What you should do:
Exact repetition is the task: copy every entry below.

Listed entries:
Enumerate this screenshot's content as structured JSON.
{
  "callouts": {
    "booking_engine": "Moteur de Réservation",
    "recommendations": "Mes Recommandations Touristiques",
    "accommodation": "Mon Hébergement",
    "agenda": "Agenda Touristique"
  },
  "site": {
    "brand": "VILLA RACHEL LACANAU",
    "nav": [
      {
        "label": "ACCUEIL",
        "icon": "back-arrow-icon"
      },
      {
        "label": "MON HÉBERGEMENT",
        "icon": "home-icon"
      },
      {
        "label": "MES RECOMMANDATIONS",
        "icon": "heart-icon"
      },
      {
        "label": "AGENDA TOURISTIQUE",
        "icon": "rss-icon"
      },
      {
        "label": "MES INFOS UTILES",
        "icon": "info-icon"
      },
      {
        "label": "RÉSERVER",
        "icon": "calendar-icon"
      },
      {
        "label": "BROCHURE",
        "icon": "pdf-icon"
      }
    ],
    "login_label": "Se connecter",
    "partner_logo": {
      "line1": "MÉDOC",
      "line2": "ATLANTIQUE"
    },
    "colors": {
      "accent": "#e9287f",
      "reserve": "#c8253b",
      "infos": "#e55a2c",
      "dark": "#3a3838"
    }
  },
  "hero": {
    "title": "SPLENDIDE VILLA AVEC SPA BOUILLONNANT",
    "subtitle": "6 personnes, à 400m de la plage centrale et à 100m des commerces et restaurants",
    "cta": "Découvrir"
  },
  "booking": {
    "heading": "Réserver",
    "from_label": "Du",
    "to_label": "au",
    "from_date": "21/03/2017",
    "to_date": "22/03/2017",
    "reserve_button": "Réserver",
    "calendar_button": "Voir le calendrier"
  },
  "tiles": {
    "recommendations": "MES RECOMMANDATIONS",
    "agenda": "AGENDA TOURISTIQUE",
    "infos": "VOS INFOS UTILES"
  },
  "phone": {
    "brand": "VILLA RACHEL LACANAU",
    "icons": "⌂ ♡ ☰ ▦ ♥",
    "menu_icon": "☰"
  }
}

Answer section:
Enumerate this screenshot's content as structured JSON.
{
  "callouts": {
    "booking_engine": "Moteur de Réservation",
    "recommendations": "Mes Recommandations Touristiques",
    "accommodation": "Mon Hébergement",
    "agenda": "Agenda Touristique"
  },
  "site": {
    "brand": "VILLA RACHEL LACANAU",
    "nav": [
      {
        "label": "ACCUEIL",
        "icon": "back-arrow-icon"
      },
      {
        "label": "MON HÉBERGEMENT",
        "icon": "home-icon"
      },
      {
        "label": "MES RECOMMANDATIONS",
        "icon": "heart-icon"
      },
      {
        "label": "AGENDA TOURISTIQUE",
        "icon": "rss-icon"
      },
      {
        "label": "MES INFOS UTILES",
        "icon": "info-icon"
      },
      {
        "label": "RÉSERVER",
        "icon": "calendar-icon"
      },
      {
        "label": "BROCHURE",
        "icon": "pdf-icon"
      }
    ],
    "login_label": "Se connecter",
    "partner_logo": {
      "line1": "MÉDOC",
      "line2": "ATLANTIQUE"
    },
    "colors": {
      "accent": "#e9287f",
      "reserve": "#c8253b",
      "infos": "#e55a2c",
      "dark": "#3a3838"
    }
  },
  "hero": {
    "title": "SPLENDIDE VILLA AVEC SPA BOUILLONNANT",
    "subtitle": "6 personnes, à 400m de la plage centrale et à 100m des commerces et restaurants",
    "cta": "Découvrir"
  },
  "booking": {
    "heading": "Réserver",
    "from_label": "Du",
    "to_label": "au",
    "from_date": "21/03/2017",
    "to_date": "22/03/2017",
    "reserve_button": "Réserver",
    "calendar_button": "Voir le calendrier"
  },
  "tiles": {
    "recommendations": "MES RECOMMANDATIONS",
    "agenda": "AGENDA TOURISTIQUE",
    "infos": "VOS INFOS UTILES"
  },
  "phone": {
    "brand": "VILLA RACHEL LACANAU",
    "icons": "⌂ ♡ ☰ ▦ ♥",
    "menu_icon": "☰"
  }
}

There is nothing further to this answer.